The state at large has a slogan: “Maine: The way life should be.”
There are a few states in our Union where state pride is strong. Texas is the obvious example. But Maine is not far behind. Mainers — or Mainiacs, as they sometimes call themselves, fondly — are very proud of their state. That pride is almost Texan.
At a Portland hotel, the sign does not say, “Have a Great Day.” It says, “Have a Great Maine Day.”
By the way, Maine people are Mainers, Mainiacs — or “Downeasters.” Down East is the cherished magazine of the state.
I was taught by a couple of students of C. Vann Woodward, the historian of the American South who had much of his career at Yale. He was from Arkansas. He would refer to Connecticut as “the Deep North.”
Mainers have a couple of outstanding linguistic habits. They don’t say “Maine” but “the State of Maine.” Example: “That’s just the way we do it here in the State of Maine.”
Also, they won’t say they’re from Bethel or Brunswick. They’ll say they’re from “Bethel, Maine,” or “Brunswick, Maine.” They do this when speaking to one another, mind you — not just when they’re away, talking to non-Mainers.
At the rental-car agency, a man hands me a bottle of Poland Spring — Poland Spring water. It comes from right here in Maine — the State of Maine — and it comes from the town of Poland. There are many such place-names in this state: Poland, Maine; Norway, Maine; Mexico, Maine; Peru, Maine; China, Maine; etc.
On my journey, I will see several branches of the Norway Savings Bank — a bank founded, not in Scandinavia, but in little Norway, Maine. And I’ll tell you something funny, and a little embarrassing.
When we first moved to New York, we saw out our window the Jamaica Savings Bank. I said, “Oh, that’s kind of interesting: a Caribbean bank right here in Manhattan.” Turned out, “Jamaica” referred to the section of Queens.
Bottled water is a major industry here in Maine — and, sadly, this is not a state overrunning with major industries. The economy could use great liberalization (even more than the American economy in general — and the world economy, for that matter).
You can find an idyll here in Maine: a Maine where life is the way it should be, as the slogan says. Scrappy kids romp through blueberry patches, go for a swim, and scarf lobster. Did you ever read Blueberries for Sal, the classic Maine children’s story?
Life can be idyllic, sure, but there is also the “other Maine” — the Maine lamented by the man at the Houston luncheon. Maine is not to be romanticized, romantic though it can be, especially if you’re on the coast.
Want a taste of the romantic Maine (before we get to the nitty-gritty)? Okay. On the southern coast, I’m at a lobster shack, powering down the most delicious lobster roll — and an even better piece of blueberry pie. It’s twilight. The lighthouses are glowing, the foghorns are mooing (or whatever they do), the seagulls are cawing (or whatever they do), the waves are crashing on the rocks.
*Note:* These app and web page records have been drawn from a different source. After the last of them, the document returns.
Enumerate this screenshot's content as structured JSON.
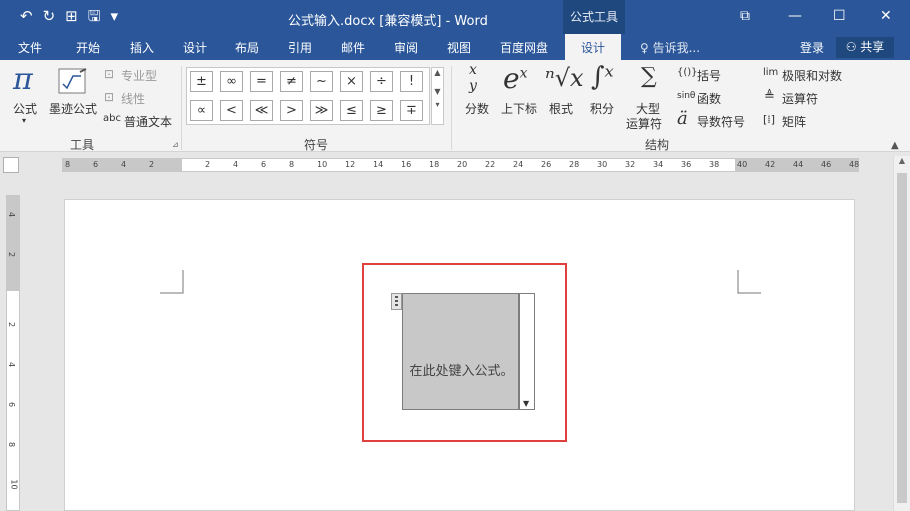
{
  "window": {
    "title": "公式输入.docx [兼容模式] - Word",
    "context_tool": "公式工具",
    "controls": {
      "restore_ribbon": "⧉",
      "minimize": "—",
      "maximize": "☐",
      "close": "✕"
    }
  },
  "qat": {
    "undo": "↶",
    "redo": "↻",
    "touch": "⊞",
    "save": "🖫",
    "customize": "▾"
  },
  "tabs": [
    {
      "label": "文件"
    },
    {
      "label": "开始"
    },
    {
      "label": "插入"
    },
    {
      "label": "设计"
    },
    {
      "label": "布局"
    },
    {
      "label": "引用"
    },
    {
      "label": "邮件"
    },
    {
      "label": "审阅"
    },
    {
      "label": "视图"
    },
    {
      "label": "百度网盘"
    },
    {
      "label": "设计"
    }
  ],
  "tell_me": "告诉我...",
  "sign_in": "登录",
  "share": "共享",
  "ribbon": {
    "tools": {
      "group_label": "工具",
      "equation": "公式",
      "ink_equation": "墨迹公式",
      "professional": "专业型",
      "linear": "线性",
      "normal_text": "普通文本",
      "abc": "abc"
    },
    "symbols": {
      "group_label": "符号",
      "row1": [
        "±",
        "∞",
        "=",
        "≠",
        "~",
        "×",
        "÷",
        "!"
      ],
      "row2": [
        "∝",
        "<",
        "≪",
        ">",
        "≫",
        "≤",
        "≥",
        "∓"
      ]
    },
    "structures": {
      "group_label": "结构",
      "fraction": "分数",
      "script": "上下标",
      "radical": "根式",
      "integral": "积分",
      "large_operator_1": "大型",
      "large_operator_2": "运算符",
      "bracket": "括号",
      "function": "函数",
      "accent": "导数符号",
      "limit_log": "极限和对数",
      "operator": "运算符",
      "matrix": "矩阵"
    }
  },
  "ruler": {
    "h_ticks": [
      "8",
      "6",
      "4",
      "2",
      "2",
      "4",
      "6",
      "8",
      "10",
      "12",
      "14",
      "16",
      "18",
      "20",
      "22",
      "24",
      "26",
      "28",
      "30",
      "32",
      "34",
      "36",
      "38",
      "40",
      "42",
      "44",
      "46",
      "48"
    ],
    "v_ticks": [
      "4",
      "2",
      "2",
      "4",
      "6",
      "8",
      "10"
    ]
  },
  "document": {
    "equation_placeholder": "在此处键入公式。"
  }
}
It’s almost a parody of Maine, an Epcot Maine, a Maine out of Walt Disney. Fabulous. And it is very real. (Along with the “other Maine.”)
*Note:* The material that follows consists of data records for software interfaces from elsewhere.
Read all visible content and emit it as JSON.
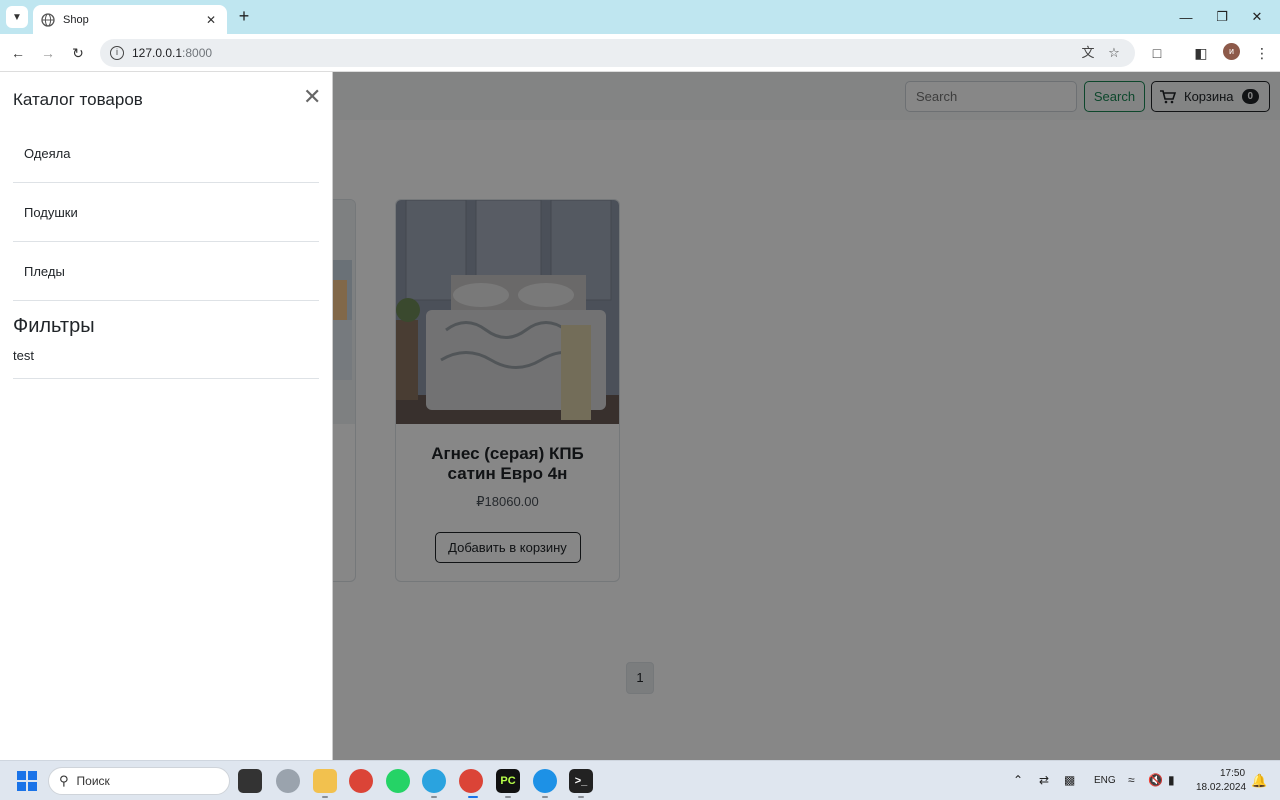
{
  "browser": {
    "tab_title": "Shop",
    "url_host": "127.0.0.1",
    "url_port": ":8000"
  },
  "navbar": {
    "search_placeholder": "Search",
    "search_button": "Search",
    "cart_label": "Корзина",
    "cart_count": "0"
  },
  "product": {
    "title": "Агнес (серая) КПБ сатин Евро 4н",
    "price": "₽18060.00",
    "add_button": "Добавить в корзину"
  },
  "pagination": {
    "current": "1"
  },
  "offcanvas": {
    "title": "Каталог товаров",
    "categories": [
      {
        "label": "Одеяла"
      },
      {
        "label": "Подушки"
      },
      {
        "label": "Пледы"
      }
    ],
    "filters_title": "Фильтры",
    "filters": [
      {
        "label": "test"
      }
    ]
  },
  "taskbar": {
    "search_placeholder": "Поиск",
    "lang": "ENG",
    "time": "17:50",
    "date": "18.02.2024"
  },
  "colors": {
    "tabstrip": "#bfe6f0",
    "success": "#198754",
    "dark": "#212529"
  }
}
The demographics of Maine are interesting. It has the lowest population density east of the Mississippi. Some 1.3 million people live here, and they have a lot of room. Vast stretches of Maine are essentially uninhabited, I believe. Montana-like.
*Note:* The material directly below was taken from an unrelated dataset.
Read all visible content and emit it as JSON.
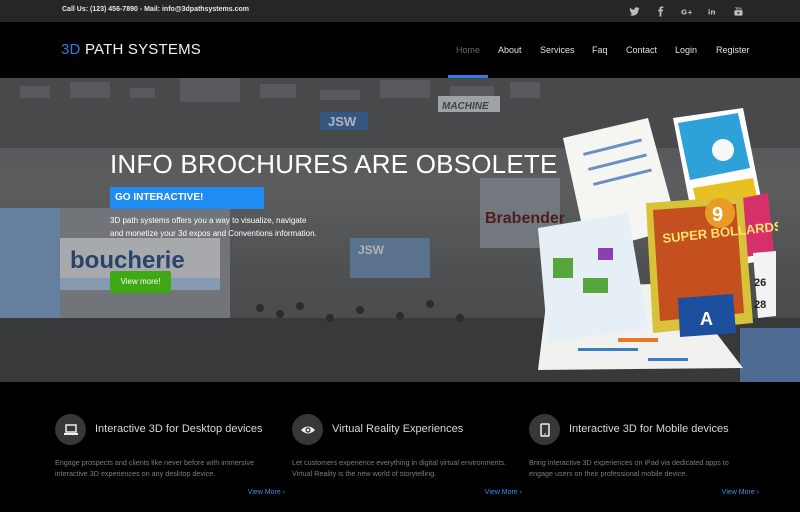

Maine is the whitest state — about 95 percent are Caucasian.
It is the oldest state — having a median age of almost 43.
It is the least religious state.
Couple of fun facts: Maine is the only state whose name has one syllable. And it is the only state that borders just one other state. (That would be New Hampshire. Otherwise, Maine is surrounded by Canada and ocean.)
My friend Tucker Carlson, the journalist and entrepreneur, has long lived part time in Maine. He sums up the state for me, or at least makes a remarkable, pithy, and memorable statement: “Maine is like Oregon: a poor, rural, conservative state, dominated by Portland.” In fact, Portland, Ore., was named by a settler from Portland, Maine. He won a coin toss with a guy from Boston. They went two out of three, actually. If the other guy had won, the Oregon city would be Boston.
So strange, and so American.
I’ve barely begun, but maybe that’s enough reading for one day. See you tomorrow for Part II.